YOUR ASSIGNMENT
Search each line of the data for the word "药品注册管理办法"; copy every line where it is found.

Content starts

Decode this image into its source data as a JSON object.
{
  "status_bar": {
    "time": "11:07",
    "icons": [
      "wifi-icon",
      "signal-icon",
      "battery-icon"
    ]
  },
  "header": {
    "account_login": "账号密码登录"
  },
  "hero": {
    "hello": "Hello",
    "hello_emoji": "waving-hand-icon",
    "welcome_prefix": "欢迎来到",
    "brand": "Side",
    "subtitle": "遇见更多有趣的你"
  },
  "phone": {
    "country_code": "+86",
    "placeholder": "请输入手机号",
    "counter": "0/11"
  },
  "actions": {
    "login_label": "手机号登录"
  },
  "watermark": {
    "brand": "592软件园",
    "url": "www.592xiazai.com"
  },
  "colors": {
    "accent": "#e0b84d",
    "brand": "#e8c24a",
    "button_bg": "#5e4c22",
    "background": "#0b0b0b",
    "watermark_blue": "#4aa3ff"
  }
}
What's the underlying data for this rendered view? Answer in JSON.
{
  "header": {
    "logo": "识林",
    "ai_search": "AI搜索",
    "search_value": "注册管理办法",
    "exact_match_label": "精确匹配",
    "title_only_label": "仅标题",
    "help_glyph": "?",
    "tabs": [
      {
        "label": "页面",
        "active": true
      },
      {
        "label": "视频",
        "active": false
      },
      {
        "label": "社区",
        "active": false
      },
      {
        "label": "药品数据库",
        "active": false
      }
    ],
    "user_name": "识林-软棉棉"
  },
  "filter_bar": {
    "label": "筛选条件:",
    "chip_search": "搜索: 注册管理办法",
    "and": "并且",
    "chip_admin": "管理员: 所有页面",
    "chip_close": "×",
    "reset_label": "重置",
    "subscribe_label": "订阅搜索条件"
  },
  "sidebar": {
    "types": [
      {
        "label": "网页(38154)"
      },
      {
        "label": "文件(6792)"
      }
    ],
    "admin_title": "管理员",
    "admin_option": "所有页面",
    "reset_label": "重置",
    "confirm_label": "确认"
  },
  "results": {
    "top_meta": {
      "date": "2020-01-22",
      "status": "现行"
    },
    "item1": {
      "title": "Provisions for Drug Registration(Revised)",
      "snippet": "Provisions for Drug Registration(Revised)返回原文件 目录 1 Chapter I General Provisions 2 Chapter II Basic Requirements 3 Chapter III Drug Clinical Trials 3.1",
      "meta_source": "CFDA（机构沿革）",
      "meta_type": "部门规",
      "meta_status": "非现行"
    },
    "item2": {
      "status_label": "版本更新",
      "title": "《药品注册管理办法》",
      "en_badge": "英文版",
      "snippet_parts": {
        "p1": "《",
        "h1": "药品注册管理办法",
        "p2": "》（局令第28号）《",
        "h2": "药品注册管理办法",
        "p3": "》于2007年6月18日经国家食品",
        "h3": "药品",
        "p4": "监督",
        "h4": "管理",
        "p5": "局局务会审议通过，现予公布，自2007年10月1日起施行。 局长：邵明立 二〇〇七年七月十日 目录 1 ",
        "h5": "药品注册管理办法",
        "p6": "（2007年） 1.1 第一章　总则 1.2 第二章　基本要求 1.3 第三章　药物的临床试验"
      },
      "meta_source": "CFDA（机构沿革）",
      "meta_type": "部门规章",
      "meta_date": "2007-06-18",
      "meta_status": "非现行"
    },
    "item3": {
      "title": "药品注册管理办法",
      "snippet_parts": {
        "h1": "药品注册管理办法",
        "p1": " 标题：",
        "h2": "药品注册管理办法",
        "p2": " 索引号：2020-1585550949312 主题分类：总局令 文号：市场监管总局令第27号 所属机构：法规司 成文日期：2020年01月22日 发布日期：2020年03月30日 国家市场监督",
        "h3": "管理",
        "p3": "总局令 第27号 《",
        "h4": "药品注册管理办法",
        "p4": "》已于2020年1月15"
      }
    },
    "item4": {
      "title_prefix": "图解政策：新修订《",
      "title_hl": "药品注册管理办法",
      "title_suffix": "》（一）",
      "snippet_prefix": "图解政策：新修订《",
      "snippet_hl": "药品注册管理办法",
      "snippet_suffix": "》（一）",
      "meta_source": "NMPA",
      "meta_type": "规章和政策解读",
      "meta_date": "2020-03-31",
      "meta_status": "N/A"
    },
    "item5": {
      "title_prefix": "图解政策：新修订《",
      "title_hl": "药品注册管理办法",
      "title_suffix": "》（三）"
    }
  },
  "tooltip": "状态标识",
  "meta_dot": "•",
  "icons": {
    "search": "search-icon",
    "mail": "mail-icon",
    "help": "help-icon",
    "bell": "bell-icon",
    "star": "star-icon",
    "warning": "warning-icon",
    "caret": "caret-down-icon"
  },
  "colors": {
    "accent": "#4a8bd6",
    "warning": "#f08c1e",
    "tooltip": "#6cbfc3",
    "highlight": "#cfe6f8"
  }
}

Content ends

YOUR SOLUTION
      "title": "《药品注册管理办法》",
        "h1": "药品注册管理办法",
        "h2": "药品注册管理办法",
        "h5": "药品注册管理办法",
      "title": "药品注册管理办法",
        "h1": "药品注册管理办法",
        "h2": "药品注册管理办法",
        "h4": "药品注册管理办法",
      "title_hl": "药品注册管理办法",
      "snippet_hl": "药品注册管理办法",
      "title_hl": "药品注册管理办法",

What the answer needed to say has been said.